STUDY MATERIAL –
>>>
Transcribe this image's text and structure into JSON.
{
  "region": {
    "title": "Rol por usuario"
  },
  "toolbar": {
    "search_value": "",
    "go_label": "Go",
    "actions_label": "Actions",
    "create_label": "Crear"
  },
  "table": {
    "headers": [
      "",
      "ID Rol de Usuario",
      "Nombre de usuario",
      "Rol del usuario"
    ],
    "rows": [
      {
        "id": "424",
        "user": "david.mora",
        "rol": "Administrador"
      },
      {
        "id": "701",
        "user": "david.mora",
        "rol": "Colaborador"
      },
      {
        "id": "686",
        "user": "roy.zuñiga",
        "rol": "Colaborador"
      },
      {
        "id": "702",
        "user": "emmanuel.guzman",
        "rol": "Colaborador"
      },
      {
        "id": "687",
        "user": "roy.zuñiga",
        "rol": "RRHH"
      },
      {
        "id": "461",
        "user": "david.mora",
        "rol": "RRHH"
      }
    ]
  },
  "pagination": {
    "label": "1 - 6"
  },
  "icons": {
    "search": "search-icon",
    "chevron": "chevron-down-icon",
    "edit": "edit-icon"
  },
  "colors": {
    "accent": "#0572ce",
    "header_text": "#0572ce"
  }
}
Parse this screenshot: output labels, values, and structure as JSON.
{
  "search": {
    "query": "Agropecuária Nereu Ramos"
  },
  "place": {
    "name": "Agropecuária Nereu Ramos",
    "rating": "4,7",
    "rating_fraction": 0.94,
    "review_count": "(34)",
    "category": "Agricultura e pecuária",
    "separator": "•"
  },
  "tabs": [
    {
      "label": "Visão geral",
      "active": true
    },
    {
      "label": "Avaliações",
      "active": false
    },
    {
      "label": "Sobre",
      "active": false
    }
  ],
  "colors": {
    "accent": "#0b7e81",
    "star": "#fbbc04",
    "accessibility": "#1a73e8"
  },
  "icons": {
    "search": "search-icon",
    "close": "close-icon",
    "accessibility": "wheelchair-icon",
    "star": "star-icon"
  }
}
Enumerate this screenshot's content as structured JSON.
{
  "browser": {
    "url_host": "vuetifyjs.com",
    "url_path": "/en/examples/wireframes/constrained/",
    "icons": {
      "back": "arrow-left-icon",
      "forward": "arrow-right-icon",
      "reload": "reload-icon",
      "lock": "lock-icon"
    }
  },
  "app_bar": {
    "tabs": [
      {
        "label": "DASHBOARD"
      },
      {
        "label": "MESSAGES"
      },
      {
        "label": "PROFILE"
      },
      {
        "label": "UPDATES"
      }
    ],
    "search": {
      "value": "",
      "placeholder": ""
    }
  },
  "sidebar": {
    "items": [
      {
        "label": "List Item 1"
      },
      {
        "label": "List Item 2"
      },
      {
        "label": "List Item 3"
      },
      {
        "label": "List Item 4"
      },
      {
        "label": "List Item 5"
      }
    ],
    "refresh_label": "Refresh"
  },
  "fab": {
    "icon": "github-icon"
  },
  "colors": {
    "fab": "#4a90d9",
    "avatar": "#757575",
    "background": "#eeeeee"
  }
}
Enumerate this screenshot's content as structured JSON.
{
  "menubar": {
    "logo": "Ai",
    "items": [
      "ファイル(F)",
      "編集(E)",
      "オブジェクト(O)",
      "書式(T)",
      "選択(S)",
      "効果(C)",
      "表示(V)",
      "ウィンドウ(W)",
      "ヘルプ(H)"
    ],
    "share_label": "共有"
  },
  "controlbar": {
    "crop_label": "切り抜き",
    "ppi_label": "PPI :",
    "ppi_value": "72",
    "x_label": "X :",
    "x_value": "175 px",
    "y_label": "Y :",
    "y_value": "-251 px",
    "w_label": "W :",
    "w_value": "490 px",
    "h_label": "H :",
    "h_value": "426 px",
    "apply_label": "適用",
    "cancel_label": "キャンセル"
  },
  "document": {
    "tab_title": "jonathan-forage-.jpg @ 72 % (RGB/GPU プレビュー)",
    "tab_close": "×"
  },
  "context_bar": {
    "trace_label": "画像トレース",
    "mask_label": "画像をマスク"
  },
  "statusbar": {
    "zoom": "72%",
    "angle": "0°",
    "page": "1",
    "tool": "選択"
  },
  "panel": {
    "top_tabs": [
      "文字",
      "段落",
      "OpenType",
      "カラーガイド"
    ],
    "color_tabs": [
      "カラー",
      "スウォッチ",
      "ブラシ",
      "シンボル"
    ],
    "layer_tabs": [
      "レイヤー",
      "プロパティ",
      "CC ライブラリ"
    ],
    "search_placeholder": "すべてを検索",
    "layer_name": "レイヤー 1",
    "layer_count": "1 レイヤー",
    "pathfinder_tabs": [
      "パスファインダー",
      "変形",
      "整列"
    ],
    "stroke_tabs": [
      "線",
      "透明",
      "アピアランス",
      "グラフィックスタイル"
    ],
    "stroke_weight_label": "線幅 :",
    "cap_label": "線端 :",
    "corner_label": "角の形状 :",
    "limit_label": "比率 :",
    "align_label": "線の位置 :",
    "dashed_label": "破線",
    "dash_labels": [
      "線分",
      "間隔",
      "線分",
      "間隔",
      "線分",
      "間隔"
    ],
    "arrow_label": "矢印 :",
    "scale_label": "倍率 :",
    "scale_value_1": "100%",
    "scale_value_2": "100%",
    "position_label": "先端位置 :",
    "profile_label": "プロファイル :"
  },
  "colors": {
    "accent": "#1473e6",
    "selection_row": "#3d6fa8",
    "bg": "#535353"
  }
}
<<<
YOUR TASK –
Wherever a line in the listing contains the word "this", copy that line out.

THE ANSWER –
Transcribe this image's text and structure into JSON.
Parse this screenshot: output labels, values, and structure as JSON.
Enumerate this screenshot's content as structured JSON.
Enumerate this screenshot's content as structured JSON.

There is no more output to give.